> _Exercise requirements_:
State the number of lines in these records holding "true". Say nothing more.

> _Data for this exercise_:
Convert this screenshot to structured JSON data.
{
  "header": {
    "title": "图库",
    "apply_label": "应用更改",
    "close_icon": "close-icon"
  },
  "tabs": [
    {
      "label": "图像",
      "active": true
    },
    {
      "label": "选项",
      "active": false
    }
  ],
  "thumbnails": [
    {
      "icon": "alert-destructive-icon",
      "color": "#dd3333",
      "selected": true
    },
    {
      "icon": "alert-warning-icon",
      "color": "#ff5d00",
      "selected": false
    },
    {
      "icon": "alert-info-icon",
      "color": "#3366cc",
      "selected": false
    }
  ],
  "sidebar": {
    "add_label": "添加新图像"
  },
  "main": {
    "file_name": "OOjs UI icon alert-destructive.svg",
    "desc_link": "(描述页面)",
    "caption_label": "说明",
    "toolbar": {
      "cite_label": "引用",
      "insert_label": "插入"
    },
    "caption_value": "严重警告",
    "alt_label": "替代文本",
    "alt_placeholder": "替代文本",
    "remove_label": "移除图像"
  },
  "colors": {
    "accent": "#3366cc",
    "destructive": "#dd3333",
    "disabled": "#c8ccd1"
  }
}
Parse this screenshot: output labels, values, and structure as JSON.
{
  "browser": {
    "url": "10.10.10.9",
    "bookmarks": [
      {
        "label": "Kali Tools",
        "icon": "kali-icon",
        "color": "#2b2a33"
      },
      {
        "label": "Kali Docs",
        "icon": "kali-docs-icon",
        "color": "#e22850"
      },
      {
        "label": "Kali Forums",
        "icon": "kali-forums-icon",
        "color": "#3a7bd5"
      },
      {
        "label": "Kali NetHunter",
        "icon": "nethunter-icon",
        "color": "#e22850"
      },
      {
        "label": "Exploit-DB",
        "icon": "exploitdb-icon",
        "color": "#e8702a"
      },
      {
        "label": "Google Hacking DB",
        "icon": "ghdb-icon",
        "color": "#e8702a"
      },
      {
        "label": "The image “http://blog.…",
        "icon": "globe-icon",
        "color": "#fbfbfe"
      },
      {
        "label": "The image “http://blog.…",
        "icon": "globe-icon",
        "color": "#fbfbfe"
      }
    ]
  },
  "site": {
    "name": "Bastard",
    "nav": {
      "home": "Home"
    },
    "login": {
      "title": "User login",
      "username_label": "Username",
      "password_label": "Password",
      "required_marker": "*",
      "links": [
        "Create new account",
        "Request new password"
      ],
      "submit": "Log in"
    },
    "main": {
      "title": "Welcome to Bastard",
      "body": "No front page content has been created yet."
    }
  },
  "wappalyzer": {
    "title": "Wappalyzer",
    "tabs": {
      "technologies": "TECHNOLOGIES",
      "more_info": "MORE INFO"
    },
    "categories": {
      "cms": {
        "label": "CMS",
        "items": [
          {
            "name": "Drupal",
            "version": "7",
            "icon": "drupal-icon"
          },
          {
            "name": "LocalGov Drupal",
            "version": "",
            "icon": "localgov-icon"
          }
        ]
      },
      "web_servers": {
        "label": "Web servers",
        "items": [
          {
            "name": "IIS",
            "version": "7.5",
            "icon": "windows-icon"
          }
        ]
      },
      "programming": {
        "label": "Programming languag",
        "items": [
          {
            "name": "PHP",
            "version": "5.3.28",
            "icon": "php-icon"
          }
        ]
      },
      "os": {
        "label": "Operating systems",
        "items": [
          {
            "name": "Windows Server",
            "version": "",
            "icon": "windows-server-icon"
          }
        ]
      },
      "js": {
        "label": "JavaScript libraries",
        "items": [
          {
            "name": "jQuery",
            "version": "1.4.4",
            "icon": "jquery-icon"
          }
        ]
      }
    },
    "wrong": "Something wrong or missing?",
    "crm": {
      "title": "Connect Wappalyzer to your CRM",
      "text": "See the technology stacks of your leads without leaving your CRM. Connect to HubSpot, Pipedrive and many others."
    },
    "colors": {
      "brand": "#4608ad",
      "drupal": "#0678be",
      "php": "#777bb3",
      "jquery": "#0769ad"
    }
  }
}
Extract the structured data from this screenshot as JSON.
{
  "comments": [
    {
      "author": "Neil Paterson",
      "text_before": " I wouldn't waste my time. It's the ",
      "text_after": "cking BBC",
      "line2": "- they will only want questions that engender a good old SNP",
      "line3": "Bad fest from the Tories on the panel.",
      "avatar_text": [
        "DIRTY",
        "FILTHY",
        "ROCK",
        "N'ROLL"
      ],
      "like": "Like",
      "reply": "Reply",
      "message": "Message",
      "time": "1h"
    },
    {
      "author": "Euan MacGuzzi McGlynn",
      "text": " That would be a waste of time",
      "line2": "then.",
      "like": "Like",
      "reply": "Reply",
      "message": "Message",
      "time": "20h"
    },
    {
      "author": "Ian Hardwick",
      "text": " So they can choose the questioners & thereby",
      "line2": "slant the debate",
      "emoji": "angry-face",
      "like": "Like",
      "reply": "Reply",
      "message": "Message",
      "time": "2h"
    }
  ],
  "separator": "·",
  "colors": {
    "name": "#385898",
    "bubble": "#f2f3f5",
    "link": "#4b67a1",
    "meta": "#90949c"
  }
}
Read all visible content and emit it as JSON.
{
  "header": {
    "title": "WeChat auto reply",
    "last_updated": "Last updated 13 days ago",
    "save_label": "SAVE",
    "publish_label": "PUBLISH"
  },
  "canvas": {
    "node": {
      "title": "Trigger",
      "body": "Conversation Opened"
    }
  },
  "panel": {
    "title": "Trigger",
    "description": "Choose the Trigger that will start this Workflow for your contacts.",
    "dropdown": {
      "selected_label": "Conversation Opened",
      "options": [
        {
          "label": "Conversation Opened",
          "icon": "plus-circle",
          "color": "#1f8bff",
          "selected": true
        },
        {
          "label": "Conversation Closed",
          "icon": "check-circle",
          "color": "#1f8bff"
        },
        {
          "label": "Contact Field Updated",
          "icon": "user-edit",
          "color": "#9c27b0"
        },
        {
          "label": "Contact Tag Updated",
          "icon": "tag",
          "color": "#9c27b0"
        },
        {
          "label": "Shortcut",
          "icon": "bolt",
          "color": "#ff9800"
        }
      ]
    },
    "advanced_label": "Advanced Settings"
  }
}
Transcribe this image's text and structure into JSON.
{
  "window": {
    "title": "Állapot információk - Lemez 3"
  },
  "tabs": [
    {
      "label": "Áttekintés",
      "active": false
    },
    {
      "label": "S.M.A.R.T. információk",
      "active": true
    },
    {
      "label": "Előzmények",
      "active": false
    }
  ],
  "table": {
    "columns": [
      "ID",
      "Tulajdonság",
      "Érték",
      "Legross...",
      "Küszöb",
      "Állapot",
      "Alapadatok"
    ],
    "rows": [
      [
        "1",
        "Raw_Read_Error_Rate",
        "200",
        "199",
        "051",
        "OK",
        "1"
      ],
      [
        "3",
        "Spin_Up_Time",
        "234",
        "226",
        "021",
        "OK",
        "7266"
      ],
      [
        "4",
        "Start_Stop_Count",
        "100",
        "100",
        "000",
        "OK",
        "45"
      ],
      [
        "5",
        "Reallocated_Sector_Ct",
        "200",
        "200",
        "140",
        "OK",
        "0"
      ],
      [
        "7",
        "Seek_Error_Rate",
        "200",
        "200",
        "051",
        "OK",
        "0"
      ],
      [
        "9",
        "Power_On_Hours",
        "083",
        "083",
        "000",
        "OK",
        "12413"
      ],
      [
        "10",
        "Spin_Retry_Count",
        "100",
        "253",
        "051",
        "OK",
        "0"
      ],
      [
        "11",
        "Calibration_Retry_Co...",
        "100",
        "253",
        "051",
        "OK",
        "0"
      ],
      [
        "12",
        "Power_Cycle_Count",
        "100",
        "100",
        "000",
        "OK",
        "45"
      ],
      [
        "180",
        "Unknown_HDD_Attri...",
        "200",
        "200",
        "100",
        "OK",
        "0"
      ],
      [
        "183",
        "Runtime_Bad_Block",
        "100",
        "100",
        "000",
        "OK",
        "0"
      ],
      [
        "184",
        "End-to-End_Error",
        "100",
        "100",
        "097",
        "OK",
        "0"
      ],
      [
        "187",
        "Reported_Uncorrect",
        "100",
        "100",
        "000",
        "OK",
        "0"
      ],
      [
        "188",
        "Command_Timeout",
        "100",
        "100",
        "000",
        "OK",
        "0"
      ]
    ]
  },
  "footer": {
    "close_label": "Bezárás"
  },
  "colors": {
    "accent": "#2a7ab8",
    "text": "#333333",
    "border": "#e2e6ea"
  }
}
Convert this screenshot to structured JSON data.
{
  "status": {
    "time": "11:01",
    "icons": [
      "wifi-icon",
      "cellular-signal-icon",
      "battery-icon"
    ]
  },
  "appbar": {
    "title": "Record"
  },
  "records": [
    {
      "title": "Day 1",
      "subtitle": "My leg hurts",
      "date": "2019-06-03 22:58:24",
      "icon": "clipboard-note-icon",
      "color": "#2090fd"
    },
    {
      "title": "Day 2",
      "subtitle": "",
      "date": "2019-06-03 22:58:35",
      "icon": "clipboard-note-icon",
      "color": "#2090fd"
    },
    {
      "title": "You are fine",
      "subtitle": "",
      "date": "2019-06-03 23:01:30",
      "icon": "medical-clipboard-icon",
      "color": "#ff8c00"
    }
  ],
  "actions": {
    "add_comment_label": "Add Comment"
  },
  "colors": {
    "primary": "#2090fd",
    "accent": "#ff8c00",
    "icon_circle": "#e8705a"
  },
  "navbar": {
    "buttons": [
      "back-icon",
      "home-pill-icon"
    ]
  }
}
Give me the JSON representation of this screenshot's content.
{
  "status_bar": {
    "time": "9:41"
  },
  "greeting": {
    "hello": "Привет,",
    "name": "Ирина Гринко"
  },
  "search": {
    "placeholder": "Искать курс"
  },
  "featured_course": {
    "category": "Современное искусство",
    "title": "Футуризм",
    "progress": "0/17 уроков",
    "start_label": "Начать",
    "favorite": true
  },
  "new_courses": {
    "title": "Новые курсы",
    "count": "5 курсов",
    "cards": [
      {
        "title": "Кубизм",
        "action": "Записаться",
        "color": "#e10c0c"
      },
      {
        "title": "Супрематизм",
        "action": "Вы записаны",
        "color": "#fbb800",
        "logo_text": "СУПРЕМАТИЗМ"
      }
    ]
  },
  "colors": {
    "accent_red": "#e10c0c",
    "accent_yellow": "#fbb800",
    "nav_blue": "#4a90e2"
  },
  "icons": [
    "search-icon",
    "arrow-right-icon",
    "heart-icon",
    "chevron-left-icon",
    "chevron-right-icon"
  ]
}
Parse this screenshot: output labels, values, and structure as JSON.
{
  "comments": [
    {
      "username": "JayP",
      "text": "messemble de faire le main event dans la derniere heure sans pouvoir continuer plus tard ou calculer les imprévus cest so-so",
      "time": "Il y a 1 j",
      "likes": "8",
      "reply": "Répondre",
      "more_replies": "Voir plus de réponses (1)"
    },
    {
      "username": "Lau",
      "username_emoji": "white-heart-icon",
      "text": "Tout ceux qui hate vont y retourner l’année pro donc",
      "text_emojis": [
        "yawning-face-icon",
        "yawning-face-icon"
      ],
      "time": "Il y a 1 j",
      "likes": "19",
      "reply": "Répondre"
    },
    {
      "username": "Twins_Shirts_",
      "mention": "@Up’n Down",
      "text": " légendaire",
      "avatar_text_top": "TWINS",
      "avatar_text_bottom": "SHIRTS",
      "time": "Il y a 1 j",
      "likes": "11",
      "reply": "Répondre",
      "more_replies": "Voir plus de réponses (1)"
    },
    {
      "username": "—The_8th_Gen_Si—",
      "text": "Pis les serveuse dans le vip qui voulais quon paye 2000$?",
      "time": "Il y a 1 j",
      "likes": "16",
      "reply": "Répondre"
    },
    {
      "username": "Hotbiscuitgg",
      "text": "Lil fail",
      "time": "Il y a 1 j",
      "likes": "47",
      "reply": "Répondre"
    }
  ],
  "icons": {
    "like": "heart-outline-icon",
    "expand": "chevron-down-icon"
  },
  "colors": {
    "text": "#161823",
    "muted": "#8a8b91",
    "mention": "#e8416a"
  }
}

> _Task answer_:
5